Williams returned to Manchester University in 1946 and Tom Kilburn went with him, to help him to build a computer, based, at least in part, on a design by the Hungarian, John von Neumann (which, in turn was based on Turing’s ideas). The new computer was intended as a test bed for the Williams Storage Tube and it was known as the Small Scale Experimental Machine (SSEM) and later as the “Baby”. Its circuits were constructed from about 500 thermionic valves, and the Storage Tube had a capacity of 1024 binary digits, arranged as 32 words each of 32 bits of Random Access Memory. A second storage tube provided a 32-bit register called A (for “accumulator”) and a third (called C for “Control) held the address of the current instruction. Data was input through a panel of switches and the computer logic could obey 7 different instructions (negate and store in A, subtract from A, store, skip the next instruction if A is negative, branch to an address, branch to a relative address, halt). These instructions can be shown to be sufficient to implement any possible program! [Because they are sufficient to implement a Universal Turing Machine].
In 1974, Williams recalled the first successful program run on the Baby.
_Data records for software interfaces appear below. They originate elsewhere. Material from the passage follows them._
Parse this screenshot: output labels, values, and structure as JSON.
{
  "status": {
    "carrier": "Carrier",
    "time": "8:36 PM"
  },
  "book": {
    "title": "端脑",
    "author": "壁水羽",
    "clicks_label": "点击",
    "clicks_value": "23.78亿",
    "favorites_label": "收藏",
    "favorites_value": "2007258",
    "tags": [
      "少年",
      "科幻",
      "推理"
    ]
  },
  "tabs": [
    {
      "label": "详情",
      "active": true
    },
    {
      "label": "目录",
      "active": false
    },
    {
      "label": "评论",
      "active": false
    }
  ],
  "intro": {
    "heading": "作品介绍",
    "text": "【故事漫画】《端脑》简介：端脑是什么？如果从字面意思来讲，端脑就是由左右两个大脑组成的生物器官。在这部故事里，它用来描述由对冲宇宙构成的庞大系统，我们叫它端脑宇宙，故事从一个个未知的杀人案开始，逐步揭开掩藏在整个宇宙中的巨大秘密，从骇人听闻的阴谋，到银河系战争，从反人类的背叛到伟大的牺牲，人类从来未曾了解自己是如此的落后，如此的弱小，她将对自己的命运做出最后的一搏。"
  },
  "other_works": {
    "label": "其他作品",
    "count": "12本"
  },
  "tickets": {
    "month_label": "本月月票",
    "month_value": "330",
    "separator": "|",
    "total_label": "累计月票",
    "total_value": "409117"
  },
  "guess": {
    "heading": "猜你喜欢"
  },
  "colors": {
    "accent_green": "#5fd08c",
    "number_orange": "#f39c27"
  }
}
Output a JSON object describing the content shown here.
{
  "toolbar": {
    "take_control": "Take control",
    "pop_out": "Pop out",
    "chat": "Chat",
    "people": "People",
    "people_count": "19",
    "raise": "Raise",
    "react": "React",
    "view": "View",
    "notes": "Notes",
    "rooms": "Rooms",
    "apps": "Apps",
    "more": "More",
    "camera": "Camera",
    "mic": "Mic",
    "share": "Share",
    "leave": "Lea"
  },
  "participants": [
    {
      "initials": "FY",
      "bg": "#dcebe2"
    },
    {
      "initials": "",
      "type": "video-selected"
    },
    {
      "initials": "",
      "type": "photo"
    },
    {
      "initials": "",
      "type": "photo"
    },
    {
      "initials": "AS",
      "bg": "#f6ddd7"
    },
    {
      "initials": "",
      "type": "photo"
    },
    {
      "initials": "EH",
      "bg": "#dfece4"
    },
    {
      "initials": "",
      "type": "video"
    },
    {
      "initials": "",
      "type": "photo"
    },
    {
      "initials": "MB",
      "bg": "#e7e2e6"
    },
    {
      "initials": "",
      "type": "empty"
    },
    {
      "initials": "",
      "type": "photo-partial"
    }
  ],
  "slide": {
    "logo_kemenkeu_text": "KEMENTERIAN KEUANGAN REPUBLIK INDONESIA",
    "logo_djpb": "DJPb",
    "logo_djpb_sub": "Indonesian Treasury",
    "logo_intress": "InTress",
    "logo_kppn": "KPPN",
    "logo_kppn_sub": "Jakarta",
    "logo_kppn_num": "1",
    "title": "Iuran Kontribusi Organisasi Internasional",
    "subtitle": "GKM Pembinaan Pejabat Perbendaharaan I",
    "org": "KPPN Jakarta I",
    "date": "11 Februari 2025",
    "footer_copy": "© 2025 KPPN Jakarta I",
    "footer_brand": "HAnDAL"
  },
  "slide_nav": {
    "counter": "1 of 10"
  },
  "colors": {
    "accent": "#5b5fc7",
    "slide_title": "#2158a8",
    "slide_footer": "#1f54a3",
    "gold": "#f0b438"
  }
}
“A program was laboriously inserted and the start switch pressed. Immediately the spots on the display tube entered a mad dance. In early trials it was a dance of death leading to no useful result, and what was even worse, without yielding any clue as to what was wrong. But one day it stopped, and there, shining brightly in the expected place, was the expected answer. It was a moment to remember. This was in June 1948, and nothing was ever the same again.”iv